====== RECORD EXTRACTS ======

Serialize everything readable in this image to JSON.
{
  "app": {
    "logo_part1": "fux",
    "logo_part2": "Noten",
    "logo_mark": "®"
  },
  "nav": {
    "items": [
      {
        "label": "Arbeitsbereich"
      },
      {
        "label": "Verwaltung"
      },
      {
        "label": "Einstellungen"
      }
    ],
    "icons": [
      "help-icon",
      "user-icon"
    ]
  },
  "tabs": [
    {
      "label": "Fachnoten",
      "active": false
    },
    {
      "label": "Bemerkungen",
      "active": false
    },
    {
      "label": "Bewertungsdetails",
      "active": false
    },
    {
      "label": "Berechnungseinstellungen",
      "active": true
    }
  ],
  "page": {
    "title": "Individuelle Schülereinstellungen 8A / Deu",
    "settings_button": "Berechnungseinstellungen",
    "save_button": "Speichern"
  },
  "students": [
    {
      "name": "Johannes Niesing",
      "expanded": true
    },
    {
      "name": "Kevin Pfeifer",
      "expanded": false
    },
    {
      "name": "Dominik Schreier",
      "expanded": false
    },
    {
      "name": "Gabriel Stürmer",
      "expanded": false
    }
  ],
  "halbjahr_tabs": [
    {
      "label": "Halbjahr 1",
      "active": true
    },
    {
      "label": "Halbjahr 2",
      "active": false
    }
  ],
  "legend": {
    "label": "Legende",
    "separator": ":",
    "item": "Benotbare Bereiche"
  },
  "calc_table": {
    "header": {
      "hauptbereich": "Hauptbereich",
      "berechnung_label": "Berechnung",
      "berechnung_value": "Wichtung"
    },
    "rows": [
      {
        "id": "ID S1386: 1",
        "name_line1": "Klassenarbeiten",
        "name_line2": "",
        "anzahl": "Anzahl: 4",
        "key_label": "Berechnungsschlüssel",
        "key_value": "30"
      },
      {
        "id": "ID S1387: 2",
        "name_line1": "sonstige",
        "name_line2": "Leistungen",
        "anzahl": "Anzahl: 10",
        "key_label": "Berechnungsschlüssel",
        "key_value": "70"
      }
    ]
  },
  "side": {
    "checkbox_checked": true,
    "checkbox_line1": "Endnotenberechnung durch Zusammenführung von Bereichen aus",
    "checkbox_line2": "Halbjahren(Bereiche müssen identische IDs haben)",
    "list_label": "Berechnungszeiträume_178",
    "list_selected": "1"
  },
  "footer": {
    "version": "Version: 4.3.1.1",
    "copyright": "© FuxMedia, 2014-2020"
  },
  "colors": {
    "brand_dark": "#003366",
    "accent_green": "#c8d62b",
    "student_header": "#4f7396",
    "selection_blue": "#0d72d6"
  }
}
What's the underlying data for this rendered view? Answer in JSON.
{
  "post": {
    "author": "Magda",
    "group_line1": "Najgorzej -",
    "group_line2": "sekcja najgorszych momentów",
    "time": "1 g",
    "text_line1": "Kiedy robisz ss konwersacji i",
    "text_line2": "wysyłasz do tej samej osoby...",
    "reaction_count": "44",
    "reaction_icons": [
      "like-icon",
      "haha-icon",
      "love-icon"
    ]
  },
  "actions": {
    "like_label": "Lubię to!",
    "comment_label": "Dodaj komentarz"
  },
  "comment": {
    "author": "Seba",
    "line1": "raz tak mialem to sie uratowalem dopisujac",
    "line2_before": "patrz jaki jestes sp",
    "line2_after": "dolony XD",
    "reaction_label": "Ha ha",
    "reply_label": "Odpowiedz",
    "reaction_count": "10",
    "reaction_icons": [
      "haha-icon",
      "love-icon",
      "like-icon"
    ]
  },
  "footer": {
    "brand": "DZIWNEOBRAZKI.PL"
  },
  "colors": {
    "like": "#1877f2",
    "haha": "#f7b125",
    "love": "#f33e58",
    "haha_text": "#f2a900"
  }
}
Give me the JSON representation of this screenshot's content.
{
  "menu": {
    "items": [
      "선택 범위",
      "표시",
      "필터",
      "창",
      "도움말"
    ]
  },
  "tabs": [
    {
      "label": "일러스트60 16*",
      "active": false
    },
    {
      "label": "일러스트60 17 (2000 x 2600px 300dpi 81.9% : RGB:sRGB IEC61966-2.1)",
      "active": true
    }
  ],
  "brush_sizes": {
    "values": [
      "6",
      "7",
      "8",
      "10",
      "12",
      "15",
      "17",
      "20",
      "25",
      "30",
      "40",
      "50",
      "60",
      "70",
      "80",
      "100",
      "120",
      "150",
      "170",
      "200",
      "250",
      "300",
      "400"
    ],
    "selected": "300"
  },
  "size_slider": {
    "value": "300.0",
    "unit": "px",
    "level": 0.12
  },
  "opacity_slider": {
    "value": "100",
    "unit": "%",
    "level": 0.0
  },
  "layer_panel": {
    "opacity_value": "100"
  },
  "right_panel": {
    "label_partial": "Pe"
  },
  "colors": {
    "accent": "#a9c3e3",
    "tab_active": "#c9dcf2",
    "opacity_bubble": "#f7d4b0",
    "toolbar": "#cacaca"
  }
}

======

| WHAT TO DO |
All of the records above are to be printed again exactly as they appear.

| WORKED SOLUTION |
Serialize everything readable in this image to JSON.
{
  "app": {
    "logo_part1": "fux",
    "logo_part2": "Noten",
    "logo_mark": "®"
  },
  "nav": {
    "items": [
      {
        "label": "Arbeitsbereich"
      },
      {
        "label": "Verwaltung"
      },
      {
        "label": "Einstellungen"
      }
    ],
    "icons": [
      "help-icon",
      "user-icon"
    ]
  },
  "tabs": [
    {
      "label": "Fachnoten",
      "active": false
    },
    {
      "label": "Bemerkungen",
      "active": false
    },
    {
      "label": "Bewertungsdetails",
      "active": false
    },
    {
      "label": "Berechnungseinstellungen",
      "active": true
    }
  ],
  "page": {
    "title": "Individuelle Schülereinstellungen 8A / Deu",
    "settings_button": "Berechnungseinstellungen",
    "save_button": "Speichern"
  },
  "students": [
    {
      "name": "Johannes Niesing",
      "expanded": true
    },
    {
      "name": "Kevin Pfeifer",
      "expanded": false
    },
    {
      "name": "Dominik Schreier",
      "expanded": false
    },
    {
      "name": "Gabriel Stürmer",
      "expanded": false
    }
  ],
  "halbjahr_tabs": [
    {
      "label": "Halbjahr 1",
      "active": true
    },
    {
      "label": "Halbjahr 2",
      "active": false
    }
  ],
  "legend": {
    "label": "Legende",
    "separator": ":",
    "item": "Benotbare Bereiche"
  },
  "calc_table": {
    "header": {
      "hauptbereich": "Hauptbereich",
      "berechnung_label": "Berechnung",
      "berechnung_value": "Wichtung"
    },
    "rows": [
      {
        "id": "ID S1386: 1",
        "name_line1": "Klassenarbeiten",
        "name_line2": "",
        "anzahl": "Anzahl: 4",
        "key_label": "Berechnungsschlüssel",
        "key_value": "30"
      },
      {
        "id": "ID S1387: 2",
        "name_line1": "sonstige",
        "name_line2": "Leistungen",
        "anzahl": "Anzahl: 10",
        "key_label": "Berechnungsschlüssel",
        "key_value": "70"
      }
    ]
  },
  "side": {
    "checkbox_checked": true,
    "checkbox_line1": "Endnotenberechnung durch Zusammenführung von Bereichen aus",
    "checkbox_line2": "Halbjahren(Bereiche müssen identische IDs haben)",
    "list_label": "Berechnungszeiträume_178",
    "list_selected": "1"
  },
  "footer": {
    "version": "Version: 4.3.1.1",
    "copyright": "© FuxMedia, 2014-2020"
  },
  "colors": {
    "brand_dark": "#003366",
    "accent_green": "#c8d62b",
    "student_header": "#4f7396",
    "selection_blue": "#0d72d6"
  }
}
What's the underlying data for this rendered view? Answer in JSON.
{
  "post": {
    "author": "Magda",
    "group_line1": "Najgorzej -",
    "group_line2": "sekcja najgorszych momentów",
    "time": "1 g",
    "text_line1": "Kiedy robisz ss konwersacji i",
    "text_line2": "wysyłasz do tej samej osoby...",
    "reaction_count": "44",
    "reaction_icons": [
      "like-icon",
      "haha-icon",
      "love-icon"
    ]
  },
  "actions": {
    "like_label": "Lubię to!",
    "comment_label": "Dodaj komentarz"
  },
  "comment": {
    "author": "Seba",
    "line1": "raz tak mialem to sie uratowalem dopisujac",
    "line2_before": "patrz jaki jestes sp",
    "line2_after": "dolony XD",
    "reaction_label": "Ha ha",
    "reply_label": "Odpowiedz",
    "reaction_count": "10",
    "reaction_icons": [
      "haha-icon",
      "love-icon",
      "like-icon"
    ]
  },
  "footer": {
    "brand": "DZIWNEOBRAZKI.PL"
  },
  "colors": {
    "like": "#1877f2",
    "haha": "#f7b125",
    "love": "#f33e58",
    "haha_text": "#f2a900"
  }
}
Give me the JSON representation of this screenshot's content.
{
  "menu": {
    "items": [
      "선택 범위",
      "표시",
      "필터",
      "창",
      "도움말"
    ]
  },
  "tabs": [
    {
      "label": "일러스트60 16*",
      "active": false
    },
    {
      "label": "일러스트60 17 (2000 x 2600px 300dpi 81.9% : RGB:sRGB IEC61966-2.1)",
      "active": true
    }
  ],
  "brush_sizes": {
    "values": [
      "6",
      "7",
      "8",
      "10",
      "12",
      "15",
      "17",
      "20",
      "25",
      "30",
      "40",
      "50",
      "60",
      "70",
      "80",
      "100",
      "120",
      "150",
      "170",
      "200",
      "250",
      "300",
      "400"
    ],
    "selected": "300"
  },
  "size_slider": {
    "value": "300.0",
    "unit": "px",
    "level": 0.12
  },
  "opacity_slider": {
    "value": "100",
    "unit": "%",
    "level": 0.0
  },
  "layer_panel": {
    "opacity_value": "100"
  },
  "right_panel": {
    "label_partial": "Pe"
  },
  "colors": {
    "accent": "#a9c3e3",
    "tab_active": "#c9dcf2",
    "opacity_bubble": "#f7d4b0",
    "toolbar": "#cacaca"
  }
}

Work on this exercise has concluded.